━━━━━ Supplied entries

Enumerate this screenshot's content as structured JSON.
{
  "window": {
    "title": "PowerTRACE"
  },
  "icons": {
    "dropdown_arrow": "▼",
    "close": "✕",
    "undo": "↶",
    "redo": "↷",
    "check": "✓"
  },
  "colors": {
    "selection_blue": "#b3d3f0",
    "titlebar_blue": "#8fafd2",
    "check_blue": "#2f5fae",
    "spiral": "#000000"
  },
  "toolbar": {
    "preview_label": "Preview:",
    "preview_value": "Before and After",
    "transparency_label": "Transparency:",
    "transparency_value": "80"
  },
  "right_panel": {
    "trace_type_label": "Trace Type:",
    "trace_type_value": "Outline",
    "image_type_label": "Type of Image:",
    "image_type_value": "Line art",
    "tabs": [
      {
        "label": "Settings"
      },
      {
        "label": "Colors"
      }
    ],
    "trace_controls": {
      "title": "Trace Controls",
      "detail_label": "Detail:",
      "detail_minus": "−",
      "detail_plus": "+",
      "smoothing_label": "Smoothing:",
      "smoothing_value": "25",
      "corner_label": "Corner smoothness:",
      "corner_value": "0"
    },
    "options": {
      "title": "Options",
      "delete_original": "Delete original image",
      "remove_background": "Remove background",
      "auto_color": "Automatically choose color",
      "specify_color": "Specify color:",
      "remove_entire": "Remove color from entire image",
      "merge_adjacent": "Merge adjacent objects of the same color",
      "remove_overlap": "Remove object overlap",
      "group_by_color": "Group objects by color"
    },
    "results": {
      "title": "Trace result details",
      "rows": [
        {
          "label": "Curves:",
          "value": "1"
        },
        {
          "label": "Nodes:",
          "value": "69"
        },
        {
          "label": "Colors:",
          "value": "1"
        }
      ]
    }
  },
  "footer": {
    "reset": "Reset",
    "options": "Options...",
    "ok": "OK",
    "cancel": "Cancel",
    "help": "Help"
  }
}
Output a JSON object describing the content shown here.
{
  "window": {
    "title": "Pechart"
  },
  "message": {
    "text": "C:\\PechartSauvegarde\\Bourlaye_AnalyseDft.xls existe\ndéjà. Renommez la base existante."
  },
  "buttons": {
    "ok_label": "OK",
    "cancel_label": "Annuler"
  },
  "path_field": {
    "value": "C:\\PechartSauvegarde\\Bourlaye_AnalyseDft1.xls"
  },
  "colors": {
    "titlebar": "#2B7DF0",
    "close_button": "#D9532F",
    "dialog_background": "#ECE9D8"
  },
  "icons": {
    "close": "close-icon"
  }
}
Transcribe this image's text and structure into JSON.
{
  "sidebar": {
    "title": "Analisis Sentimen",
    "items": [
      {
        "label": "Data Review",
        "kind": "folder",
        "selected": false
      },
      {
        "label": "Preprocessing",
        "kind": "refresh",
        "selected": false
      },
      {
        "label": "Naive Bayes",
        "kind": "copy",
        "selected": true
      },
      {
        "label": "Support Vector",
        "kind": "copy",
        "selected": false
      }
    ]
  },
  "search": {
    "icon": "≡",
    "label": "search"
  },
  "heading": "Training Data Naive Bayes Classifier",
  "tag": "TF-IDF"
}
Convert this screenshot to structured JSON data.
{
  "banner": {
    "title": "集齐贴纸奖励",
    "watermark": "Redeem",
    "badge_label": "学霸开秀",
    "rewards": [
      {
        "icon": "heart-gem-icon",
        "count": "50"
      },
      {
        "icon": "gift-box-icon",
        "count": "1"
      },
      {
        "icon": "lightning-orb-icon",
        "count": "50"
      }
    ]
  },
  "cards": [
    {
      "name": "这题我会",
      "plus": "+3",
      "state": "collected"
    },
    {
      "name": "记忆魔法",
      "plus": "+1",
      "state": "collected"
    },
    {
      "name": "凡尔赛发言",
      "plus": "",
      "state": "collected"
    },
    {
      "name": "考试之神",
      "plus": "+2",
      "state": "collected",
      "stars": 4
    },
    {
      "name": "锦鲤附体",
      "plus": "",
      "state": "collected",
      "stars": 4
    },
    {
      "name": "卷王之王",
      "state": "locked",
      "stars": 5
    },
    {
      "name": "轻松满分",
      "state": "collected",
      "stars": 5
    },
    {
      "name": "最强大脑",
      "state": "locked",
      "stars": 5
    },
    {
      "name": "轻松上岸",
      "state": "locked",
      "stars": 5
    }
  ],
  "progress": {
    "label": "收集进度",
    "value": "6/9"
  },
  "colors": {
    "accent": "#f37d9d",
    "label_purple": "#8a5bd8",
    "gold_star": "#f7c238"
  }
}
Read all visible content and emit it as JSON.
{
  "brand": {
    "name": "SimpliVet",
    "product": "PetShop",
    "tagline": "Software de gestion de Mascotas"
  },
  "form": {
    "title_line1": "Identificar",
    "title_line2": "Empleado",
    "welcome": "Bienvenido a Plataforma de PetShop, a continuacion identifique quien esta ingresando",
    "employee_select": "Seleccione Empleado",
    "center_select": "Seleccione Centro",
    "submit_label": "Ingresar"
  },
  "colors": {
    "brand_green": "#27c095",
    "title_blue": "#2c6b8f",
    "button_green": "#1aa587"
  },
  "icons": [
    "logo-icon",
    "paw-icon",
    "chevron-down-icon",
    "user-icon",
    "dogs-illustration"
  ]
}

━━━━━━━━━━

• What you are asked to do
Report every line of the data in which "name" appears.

• Task solution
      "name": "这题我会",
      "name": "记忆魔法",
      "name": "凡尔赛发言",
      "name": "考试之神",
      "name": "锦鲤附体",
      "name": "卷王之王",
      "name": "轻松满分",
      "name": "最强大脑",
      "name": "轻松上岸",
    "name": "SimpliVet",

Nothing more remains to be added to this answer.